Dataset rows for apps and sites
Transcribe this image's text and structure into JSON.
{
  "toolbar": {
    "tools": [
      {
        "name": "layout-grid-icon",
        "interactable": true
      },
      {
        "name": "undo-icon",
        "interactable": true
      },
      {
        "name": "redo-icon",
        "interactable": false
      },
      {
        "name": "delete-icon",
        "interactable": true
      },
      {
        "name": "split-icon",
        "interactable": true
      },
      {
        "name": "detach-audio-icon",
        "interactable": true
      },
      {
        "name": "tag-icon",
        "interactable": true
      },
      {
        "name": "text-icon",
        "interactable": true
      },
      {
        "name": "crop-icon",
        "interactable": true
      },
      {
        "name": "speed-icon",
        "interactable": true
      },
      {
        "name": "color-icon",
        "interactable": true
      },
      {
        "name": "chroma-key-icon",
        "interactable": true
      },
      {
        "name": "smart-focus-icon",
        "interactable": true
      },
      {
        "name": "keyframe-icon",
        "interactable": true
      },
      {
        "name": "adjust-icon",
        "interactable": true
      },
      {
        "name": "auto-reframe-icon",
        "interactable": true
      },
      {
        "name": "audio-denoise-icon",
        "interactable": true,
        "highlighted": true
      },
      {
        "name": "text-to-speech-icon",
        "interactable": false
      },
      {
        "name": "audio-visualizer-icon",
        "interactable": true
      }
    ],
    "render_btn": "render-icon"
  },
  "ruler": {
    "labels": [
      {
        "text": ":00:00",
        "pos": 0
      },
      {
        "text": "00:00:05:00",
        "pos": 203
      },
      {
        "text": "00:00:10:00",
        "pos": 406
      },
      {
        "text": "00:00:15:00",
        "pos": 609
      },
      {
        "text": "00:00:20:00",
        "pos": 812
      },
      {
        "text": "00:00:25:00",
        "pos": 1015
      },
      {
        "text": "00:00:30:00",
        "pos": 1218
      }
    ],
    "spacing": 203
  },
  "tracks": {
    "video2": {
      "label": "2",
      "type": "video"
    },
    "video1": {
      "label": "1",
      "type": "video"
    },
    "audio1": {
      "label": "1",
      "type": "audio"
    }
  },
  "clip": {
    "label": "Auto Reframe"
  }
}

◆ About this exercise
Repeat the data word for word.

◆ Problem solution
Transcribe this image's text and structure into JSON.
{
  "toolbar": {
    "tools": [
      {
        "name": "layout-grid-icon",
        "interactable": true
      },
      {
        "name": "undo-icon",
        "interactable": true
      },
      {
        "name": "redo-icon",
        "interactable": false
      },
      {
        "name": "delete-icon",
        "interactable": true
      },
      {
        "name": "split-icon",
        "interactable": true
      },
      {
        "name": "detach-audio-icon",
        "interactable": true
      },
      {
        "name": "tag-icon",
        "interactable": true
      },
      {
        "name": "text-icon",
        "interactable": true
      },
      {
        "name": "crop-icon",
        "interactable": true
      },
      {
        "name": "speed-icon",
        "interactable": true
      },
      {
        "name": "color-icon",
        "interactable": true
      },
      {
        "name": "chroma-key-icon",
        "interactable": true
      },
      {
        "name": "smart-focus-icon",
        "interactable": true
      },
      {
        "name": "keyframe-icon",
        "interactable": true
      },
      {
        "name": "adjust-icon",
        "interactable": true
      },
      {
        "name": "auto-reframe-icon",
        "interactable": true
      },
      {
        "name": "audio-denoise-icon",
        "interactable": true,
        "highlighted": true
      },
      {
        "name": "text-to-speech-icon",
        "interactable": false
      },
      {
        "name": "audio-visualizer-icon",
        "interactable": true
      }
    ],
    "render_btn": "render-icon"
  },
  "ruler": {
    "labels": [
      {
        "text": ":00:00",
        "pos": 0
      },
      {
        "text": "00:00:05:00",
        "pos": 203
      },
      {
        "text": "00:00:10:00",
        "pos": 406
      },
      {
        "text": "00:00:15:00",
        "pos": 609
      },
      {
        "text": "00:00:20:00",
        "pos": 812
      },
      {
        "text": "00:00:25:00",
        "pos": 1015
      },
      {
        "text": "00:00:30:00",
        "pos": 1218
      }
    ],
    "spacing": 203
  },
  "tracks": {
    "video2": {
      "label": "2",
      "type": "video"
    },
    "video1": {
      "label": "1",
      "type": "video"
    },
    "audio1": {
      "label": "1",
      "type": "audio"
    }
  },
  "clip": {
    "label": "Auto Reframe"
  }
}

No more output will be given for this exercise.